The Buffalo Bills’ owner, Ralph Wilson, one of only two owners who voted against the collective-bargaining agreement, has been one of the most outspoken critics of the deal and of the revenue-sharing plan. He has involved political leaders in his effort to draw attention to Buffalo’s situation.

In a letter obtained by The New York Times, Tagliabue sought to assure State Senator George D. Maziarz that the Bills could be successful under the new deal.

“In recent years, the Bills have had revenues at levels that have enabled them to avoid heavy dependence on special C.B.A.-related revenue sharing; the only distribution to the Bills in the current decade was $481,000 in 2003,” Tagliabue wrote in a letter dated Aug. 10.

For the sake of budget planning, the revenue sharing plan needs to be in place by the end of the regular season.

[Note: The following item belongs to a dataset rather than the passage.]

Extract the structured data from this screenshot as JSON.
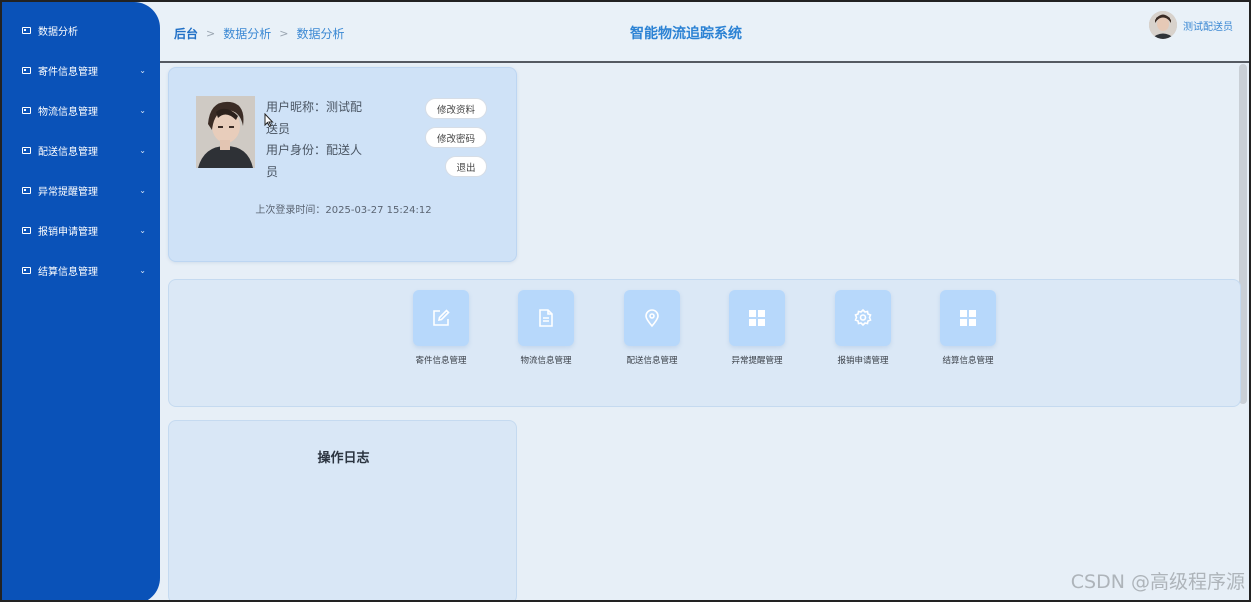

Goodell is likely to have support from a core group of moderate, in revenue and in temperament, owners, including the Giants’ John Mara and the Steelers’ Dan Rooney. Goodell’s task will be to persuade high-revenue owners like Kraft and Jerry Jones of the Dallas Cowboys to buy into a revenue-sharing plan, and then to draw a few of the low-revenue owners into the fold.

Twenty-four of the 32 owners must approve a revenue-sharing plan and if they do not, the commissioner can decide himself. And even then, the labor deal will almost certainly have to be tweaked, at least to avoid the owners’ opt-out.

“What the changes are, I don’t think you can sit here today and say what they’re going to be until you understand how the deal works,” Tagliabue said of the new deal. “So anyone’s who’s declaring it either dead or alive is, like I say, either uninformed or at best premature.”

Carmen Policy, the former president of the Cleveland Browns, recalls negotiating with Goodell about the price that would be paid by Al Lerner for the expansion team. Lerner asked for a discount on the fee but Goodell told him no.

“He was merciless,” Policy said with a laugh. “Out of the left side of his mouth, he’s telling you he loves you and you’ll be the best owner. And out of the right side he’s saying, ‘All you have to do is pay the most money.’ ”

Goodell will need that guile now. Kraft said Goodell’s easy personal style was disarming but should not be mistaken for him being a pushover. Owners will test him soon.

“He’s put 25 years of sweat equity in to get there,” Kraft said. “Be careful what you wish for.”